(Component data from apps and pages)
───

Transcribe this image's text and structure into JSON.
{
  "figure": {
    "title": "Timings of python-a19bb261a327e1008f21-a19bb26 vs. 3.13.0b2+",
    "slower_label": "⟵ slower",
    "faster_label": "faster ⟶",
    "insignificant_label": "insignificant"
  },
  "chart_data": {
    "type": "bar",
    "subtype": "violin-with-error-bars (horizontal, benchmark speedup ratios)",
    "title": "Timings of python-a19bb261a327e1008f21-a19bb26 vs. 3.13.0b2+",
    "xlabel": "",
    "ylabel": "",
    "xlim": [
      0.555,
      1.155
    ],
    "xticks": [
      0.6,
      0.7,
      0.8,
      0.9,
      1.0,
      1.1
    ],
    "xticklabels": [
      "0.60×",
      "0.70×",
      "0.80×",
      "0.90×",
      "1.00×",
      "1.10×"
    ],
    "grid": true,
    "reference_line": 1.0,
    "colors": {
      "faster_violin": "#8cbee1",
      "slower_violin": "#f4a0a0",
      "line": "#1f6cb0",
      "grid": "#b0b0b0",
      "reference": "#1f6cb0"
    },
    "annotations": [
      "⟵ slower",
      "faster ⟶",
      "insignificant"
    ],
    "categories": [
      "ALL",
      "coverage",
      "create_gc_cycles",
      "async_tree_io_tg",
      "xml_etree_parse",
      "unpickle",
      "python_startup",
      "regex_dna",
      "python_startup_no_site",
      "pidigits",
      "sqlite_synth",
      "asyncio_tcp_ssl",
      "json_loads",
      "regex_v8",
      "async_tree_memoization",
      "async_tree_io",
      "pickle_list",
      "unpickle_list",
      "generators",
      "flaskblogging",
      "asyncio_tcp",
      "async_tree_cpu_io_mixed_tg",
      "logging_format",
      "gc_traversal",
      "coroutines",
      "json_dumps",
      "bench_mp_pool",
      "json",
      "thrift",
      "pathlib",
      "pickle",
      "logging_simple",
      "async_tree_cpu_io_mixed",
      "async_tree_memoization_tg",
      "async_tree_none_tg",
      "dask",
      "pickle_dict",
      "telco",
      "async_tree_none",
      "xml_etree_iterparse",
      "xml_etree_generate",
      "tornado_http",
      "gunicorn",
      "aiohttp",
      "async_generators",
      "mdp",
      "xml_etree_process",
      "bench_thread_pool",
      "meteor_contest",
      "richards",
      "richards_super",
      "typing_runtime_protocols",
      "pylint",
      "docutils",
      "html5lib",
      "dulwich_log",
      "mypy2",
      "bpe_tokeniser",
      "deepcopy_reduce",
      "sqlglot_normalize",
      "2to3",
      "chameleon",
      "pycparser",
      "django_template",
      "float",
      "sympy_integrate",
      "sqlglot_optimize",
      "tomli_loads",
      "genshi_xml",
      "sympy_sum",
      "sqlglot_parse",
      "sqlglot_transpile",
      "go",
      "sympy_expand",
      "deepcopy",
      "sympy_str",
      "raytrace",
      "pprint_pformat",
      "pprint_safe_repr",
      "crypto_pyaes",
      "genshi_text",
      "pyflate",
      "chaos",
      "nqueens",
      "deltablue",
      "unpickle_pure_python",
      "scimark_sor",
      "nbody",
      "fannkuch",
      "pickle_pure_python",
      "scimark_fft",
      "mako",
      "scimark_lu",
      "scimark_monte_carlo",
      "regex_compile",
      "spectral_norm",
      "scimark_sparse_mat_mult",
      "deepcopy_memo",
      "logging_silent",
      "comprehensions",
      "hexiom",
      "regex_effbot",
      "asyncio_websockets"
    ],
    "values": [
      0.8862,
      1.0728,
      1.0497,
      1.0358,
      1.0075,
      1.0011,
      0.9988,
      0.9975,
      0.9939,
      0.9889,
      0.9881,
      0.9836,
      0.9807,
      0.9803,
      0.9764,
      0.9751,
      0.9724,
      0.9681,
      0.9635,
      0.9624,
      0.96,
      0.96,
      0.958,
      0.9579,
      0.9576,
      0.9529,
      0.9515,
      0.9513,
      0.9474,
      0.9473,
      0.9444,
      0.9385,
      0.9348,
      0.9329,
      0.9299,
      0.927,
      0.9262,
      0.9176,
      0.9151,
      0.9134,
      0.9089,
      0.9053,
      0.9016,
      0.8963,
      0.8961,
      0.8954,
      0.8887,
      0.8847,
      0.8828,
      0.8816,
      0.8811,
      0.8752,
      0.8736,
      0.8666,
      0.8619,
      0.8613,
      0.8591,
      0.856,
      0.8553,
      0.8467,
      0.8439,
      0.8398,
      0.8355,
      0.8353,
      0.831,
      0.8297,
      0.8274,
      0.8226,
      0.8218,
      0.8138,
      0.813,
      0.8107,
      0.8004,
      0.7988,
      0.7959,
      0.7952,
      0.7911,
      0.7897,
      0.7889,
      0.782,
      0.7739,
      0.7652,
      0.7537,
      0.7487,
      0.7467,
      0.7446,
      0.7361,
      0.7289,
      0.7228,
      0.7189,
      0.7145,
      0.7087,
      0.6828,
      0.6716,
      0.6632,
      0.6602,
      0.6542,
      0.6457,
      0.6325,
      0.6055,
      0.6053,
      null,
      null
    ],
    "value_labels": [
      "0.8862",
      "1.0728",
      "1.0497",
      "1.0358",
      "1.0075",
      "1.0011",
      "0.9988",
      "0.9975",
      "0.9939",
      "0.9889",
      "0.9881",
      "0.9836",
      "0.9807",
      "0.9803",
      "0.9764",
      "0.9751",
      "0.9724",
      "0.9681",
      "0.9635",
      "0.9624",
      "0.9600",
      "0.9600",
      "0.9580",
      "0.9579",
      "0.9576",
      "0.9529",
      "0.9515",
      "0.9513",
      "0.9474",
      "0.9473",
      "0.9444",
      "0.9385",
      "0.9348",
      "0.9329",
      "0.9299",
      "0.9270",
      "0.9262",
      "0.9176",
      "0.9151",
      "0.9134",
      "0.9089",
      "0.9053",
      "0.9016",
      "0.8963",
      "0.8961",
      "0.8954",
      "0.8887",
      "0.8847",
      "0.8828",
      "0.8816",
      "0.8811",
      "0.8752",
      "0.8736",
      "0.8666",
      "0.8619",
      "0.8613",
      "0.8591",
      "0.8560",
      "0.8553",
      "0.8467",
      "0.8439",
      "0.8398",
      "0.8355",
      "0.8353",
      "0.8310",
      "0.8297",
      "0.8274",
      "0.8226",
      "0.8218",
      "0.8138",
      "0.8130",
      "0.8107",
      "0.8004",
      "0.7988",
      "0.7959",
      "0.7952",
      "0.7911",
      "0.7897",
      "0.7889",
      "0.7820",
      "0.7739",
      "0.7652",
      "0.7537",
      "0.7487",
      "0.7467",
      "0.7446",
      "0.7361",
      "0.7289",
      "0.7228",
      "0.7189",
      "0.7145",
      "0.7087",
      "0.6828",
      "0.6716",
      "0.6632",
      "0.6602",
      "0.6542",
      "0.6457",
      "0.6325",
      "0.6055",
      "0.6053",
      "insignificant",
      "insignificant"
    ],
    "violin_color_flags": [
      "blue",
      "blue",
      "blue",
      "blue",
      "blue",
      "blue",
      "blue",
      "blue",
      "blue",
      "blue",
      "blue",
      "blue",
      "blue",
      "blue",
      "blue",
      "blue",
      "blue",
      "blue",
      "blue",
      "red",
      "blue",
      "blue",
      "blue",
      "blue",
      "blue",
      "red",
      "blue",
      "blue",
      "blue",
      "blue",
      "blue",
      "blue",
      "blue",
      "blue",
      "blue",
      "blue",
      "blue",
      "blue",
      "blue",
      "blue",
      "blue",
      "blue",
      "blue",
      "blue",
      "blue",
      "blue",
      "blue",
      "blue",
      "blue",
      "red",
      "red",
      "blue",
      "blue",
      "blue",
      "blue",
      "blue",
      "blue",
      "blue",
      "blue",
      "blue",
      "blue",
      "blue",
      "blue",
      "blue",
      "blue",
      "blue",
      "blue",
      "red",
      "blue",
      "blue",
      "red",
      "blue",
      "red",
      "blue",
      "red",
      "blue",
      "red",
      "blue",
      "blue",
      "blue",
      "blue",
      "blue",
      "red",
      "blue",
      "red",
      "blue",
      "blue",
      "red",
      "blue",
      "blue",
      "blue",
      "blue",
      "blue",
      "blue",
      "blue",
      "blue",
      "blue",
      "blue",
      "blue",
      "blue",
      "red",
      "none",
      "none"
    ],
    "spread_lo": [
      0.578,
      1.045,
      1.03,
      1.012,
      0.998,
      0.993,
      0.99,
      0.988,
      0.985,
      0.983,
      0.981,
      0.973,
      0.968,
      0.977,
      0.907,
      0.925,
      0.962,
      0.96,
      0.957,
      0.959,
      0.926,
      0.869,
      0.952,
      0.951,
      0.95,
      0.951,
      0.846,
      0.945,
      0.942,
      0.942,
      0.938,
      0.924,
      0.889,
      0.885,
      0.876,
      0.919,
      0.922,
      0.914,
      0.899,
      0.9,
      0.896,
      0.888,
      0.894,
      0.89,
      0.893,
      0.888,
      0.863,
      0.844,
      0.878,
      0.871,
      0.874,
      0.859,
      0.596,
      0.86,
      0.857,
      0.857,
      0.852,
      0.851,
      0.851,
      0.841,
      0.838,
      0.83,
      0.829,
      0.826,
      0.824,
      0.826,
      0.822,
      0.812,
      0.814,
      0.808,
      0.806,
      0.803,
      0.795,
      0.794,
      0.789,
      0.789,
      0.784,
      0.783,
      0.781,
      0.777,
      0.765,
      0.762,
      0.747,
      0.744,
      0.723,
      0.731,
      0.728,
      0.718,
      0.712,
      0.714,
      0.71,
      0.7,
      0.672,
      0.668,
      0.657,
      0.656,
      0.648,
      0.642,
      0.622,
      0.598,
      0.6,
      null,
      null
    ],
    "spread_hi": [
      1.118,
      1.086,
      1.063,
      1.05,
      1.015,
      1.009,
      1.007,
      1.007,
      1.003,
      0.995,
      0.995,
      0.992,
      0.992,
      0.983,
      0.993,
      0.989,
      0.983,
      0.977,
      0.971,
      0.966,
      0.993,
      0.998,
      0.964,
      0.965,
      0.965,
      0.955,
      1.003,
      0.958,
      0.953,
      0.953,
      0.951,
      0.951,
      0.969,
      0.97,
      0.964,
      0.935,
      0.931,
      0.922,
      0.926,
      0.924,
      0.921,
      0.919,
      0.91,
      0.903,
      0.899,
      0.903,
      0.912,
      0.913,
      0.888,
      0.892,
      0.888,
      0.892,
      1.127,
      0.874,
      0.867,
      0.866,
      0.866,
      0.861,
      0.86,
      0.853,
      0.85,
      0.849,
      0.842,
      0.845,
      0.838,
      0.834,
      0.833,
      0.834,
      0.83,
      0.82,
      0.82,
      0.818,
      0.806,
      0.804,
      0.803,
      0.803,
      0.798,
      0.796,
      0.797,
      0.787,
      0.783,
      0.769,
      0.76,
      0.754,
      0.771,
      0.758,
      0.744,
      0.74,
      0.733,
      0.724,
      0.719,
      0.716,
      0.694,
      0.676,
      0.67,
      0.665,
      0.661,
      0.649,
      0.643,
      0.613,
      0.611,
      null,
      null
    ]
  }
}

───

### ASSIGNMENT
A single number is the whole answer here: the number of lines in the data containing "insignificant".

### OUTPUT BELOW
4